=== Activity ===
The entries must be set down again word for word; no pictures belong in the copy.

Collection entries:

========================================================================

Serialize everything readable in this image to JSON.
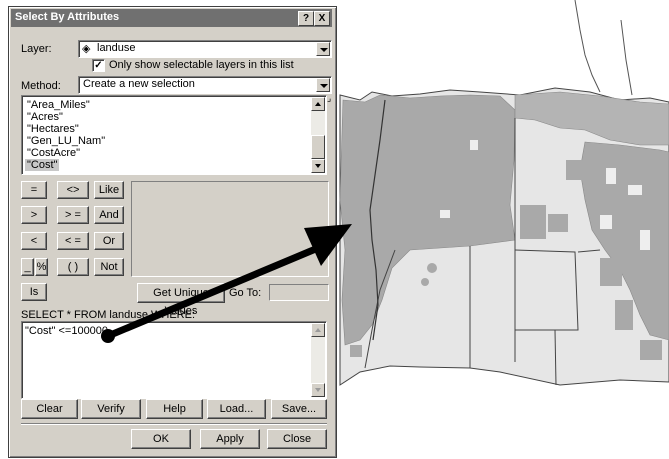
{
  "dialog": {
    "title": "Select By Attributes",
    "help_btn": "?",
    "close_btn": "X",
    "layer_label": "Layer:",
    "layer_value": "landuse",
    "only_selectable": "Only show selectable layers in this list",
    "only_selectable_checked": true,
    "method_label": "Method:",
    "method_value": "Create a new selection",
    "fields": [
      "\"Area_Miles\"",
      "\"Acres\"",
      "\"Hectares\"",
      "\"Gen_LU_Nam\"",
      "\"CostAcre\"",
      "\"Cost\""
    ],
    "selected_field_index": 5,
    "operators": {
      "eq": "=",
      "ne": "<>",
      "like": "Like",
      "gt": ">",
      "ge": "> =",
      "and": "And",
      "lt": "<",
      "le": "< =",
      "or": "Or",
      "underscore": "_",
      "percent": "%",
      "parens": "( )",
      "not": "Not",
      "is": "Is"
    },
    "get_unique": "Get Unique Values",
    "goto_label": "Go To:",
    "goto_value": "",
    "sql_label": "SELECT * FROM landuse WHERE:",
    "sql_text": "\"Cost\" <=100000",
    "buttons": {
      "clear": "Clear",
      "verify": "Verify",
      "help": "Help",
      "load": "Load...",
      "save": "Save...",
      "ok": "OK",
      "apply": "Apply",
      "close": "Close"
    }
  },
  "map": {
    "fill_color": "#a9a9a9",
    "base_color": "#e8e8e8",
    "line_color": "#555555"
  }
}
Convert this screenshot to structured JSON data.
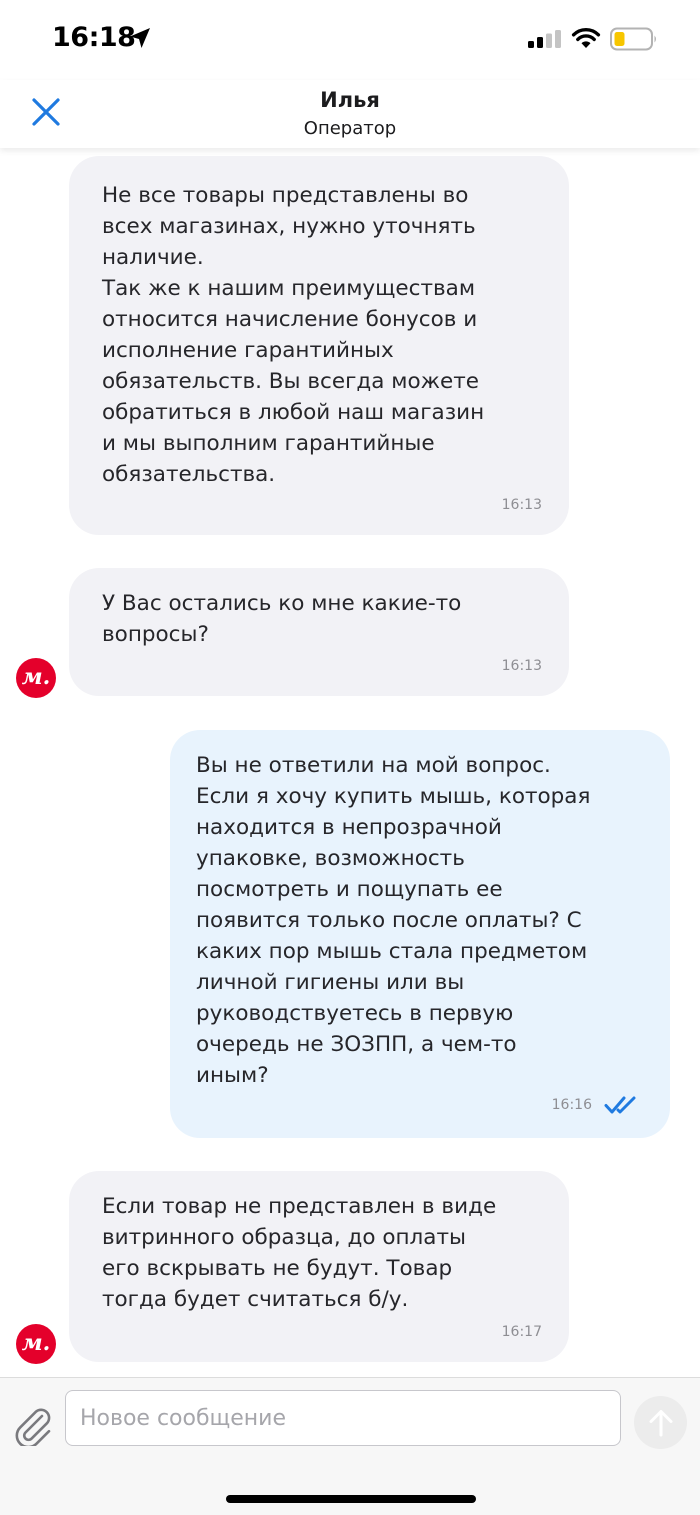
{
  "status_bar": {
    "time": "16:18"
  },
  "header": {
    "name": "Илья",
    "role": "Оператор"
  },
  "messages": [
    {
      "direction": "incoming",
      "text": "Не все товары представлены во\nвсех магазинах, нужно уточнять\nналичие.\nТак же к нашим преимуществам\nотносится начисление бонусов и\nисполнение гарантийных\nобязательств.  Вы всегда можете\nобратиться в любой наш магазин\nи мы выполним гарантийные\nобязательства.",
      "time": "16:13"
    },
    {
      "direction": "incoming",
      "text": "У Вас остались ко мне какие-то\nвопросы?",
      "time": "16:13",
      "avatar": "м."
    },
    {
      "direction": "outgoing",
      "text": "Вы не ответили на мой вопрос.\nЕсли я хочу купить мышь, которая\nнаходится в непрозрачной\nупаковке, возможность\nпосмотреть и пощупать ее\nпоявится только после оплаты? С\nкаких пор мышь стала предметом\nличной гигиены или вы\nруководствуетесь в первую\nочередь не ЗОЗПП, а чем-то\nиным?",
      "time": "16:16",
      "status_icon": "double-check-icon"
    },
    {
      "direction": "incoming",
      "text": "Если товар не представлен в виде\nвитринного образца,  до оплаты\nего вскрывать не будут.  Товар\nтогда будет считаться б/у.",
      "time": "16:17",
      "avatar": "м."
    }
  ],
  "input": {
    "placeholder": "Новое сообщение"
  },
  "icons": {
    "close": "close-icon",
    "attach": "paperclip-icon",
    "send": "arrow-up-icon",
    "read": "double-check-icon"
  },
  "colors": {
    "accent": "#1f7ae0",
    "incoming_bubble": "#f2f2f6",
    "outgoing_bubble": "#e8f3fd",
    "avatar_brand": "#e4002b",
    "battery_low": "#f7c600"
  }
}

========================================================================

=== Exercise output ===
Serialize everything readable in this image to JSON.
{
  "dialog": {
    "title": "Select By Attributes",
    "help_btn": "?",
    "close_btn": "X",
    "layer_label": "Layer:",
    "layer_value": "landuse",
    "only_selectable": "Only show selectable layers in this list",
    "only_selectable_checked": true,
    "method_label": "Method:",
    "method_value": "Create a new selection",
    "fields": [
      "\"Area_Miles\"",
      "\"Acres\"",
      "\"Hectares\"",
      "\"Gen_LU_Nam\"",
      "\"CostAcre\"",
      "\"Cost\""
    ],
    "selected_field_index": 5,
    "operators": {
      "eq": "=",
      "ne": "<>",
      "like": "Like",
      "gt": ">",
      "ge": "> =",
      "and": "And",
      "lt": "<",
      "le": "< =",
      "or": "Or",
      "underscore": "_",
      "percent": "%",
      "parens": "( )",
      "not": "Not",
      "is": "Is"
    },
    "get_unique": "Get Unique Values",
    "goto_label": "Go To:",
    "goto_value": "",
    "sql_label": "SELECT * FROM landuse WHERE:",
    "sql_text": "\"Cost\" <=100000",
    "buttons": {
      "clear": "Clear",
      "verify": "Verify",
      "help": "Help",
      "load": "Load...",
      "save": "Save...",
      "ok": "OK",
      "apply": "Apply",
      "close": "Close"
    }
  },
  "map": {
    "fill_color": "#a9a9a9",
    "base_color": "#e8e8e8",
    "line_color": "#555555"
  }
}
Convert this screenshot to structured JSON data.
{
  "status_bar": {
    "time": "16:18"
  },
  "header": {
    "name": "Илья",
    "role": "Оператор"
  },
  "messages": [
    {
      "direction": "incoming",
      "text": "Не все товары представлены во\nвсех магазинах, нужно уточнять\nналичие.\nТак же к нашим преимуществам\nотносится начисление бонусов и\nисполнение гарантийных\nобязательств.  Вы всегда можете\nобратиться в любой наш магазин\nи мы выполним гарантийные\nобязательства.",
      "time": "16:13"
    },
    {
      "direction": "incoming",
      "text": "У Вас остались ко мне какие-то\nвопросы?",
      "time": "16:13",
      "avatar": "м."
    },
    {
      "direction": "outgoing",
      "text": "Вы не ответили на мой вопрос.\nЕсли я хочу купить мышь, которая\nнаходится в непрозрачной\nупаковке, возможность\nпосмотреть и пощупать ее\nпоявится только после оплаты? С\nкаких пор мышь стала предметом\nличной гигиены или вы\nруководствуетесь в первую\nочередь не ЗОЗПП, а чем-то\nиным?",
      "time": "16:16",
      "status_icon": "double-check-icon"
    },
    {
      "direction": "incoming",
      "text": "Если товар не представлен в виде\nвитринного образца,  до оплаты\nего вскрывать не будут.  Товар\nтогда будет считаться б/у.",
      "time": "16:17",
      "avatar": "м."
    }
  ],
  "input": {
    "placeholder": "Новое сообщение"
  },
  "icons": {
    "close": "close-icon",
    "attach": "paperclip-icon",
    "send": "arrow-up-icon",
    "read": "double-check-icon"
  },
  "colors": {
    "accent": "#1f7ae0",
    "incoming_bubble": "#f2f2f6",
    "outgoing_bubble": "#e8f3fd",
    "avatar_brand": "#e4002b",
    "battery_low": "#f7c600"
  }
}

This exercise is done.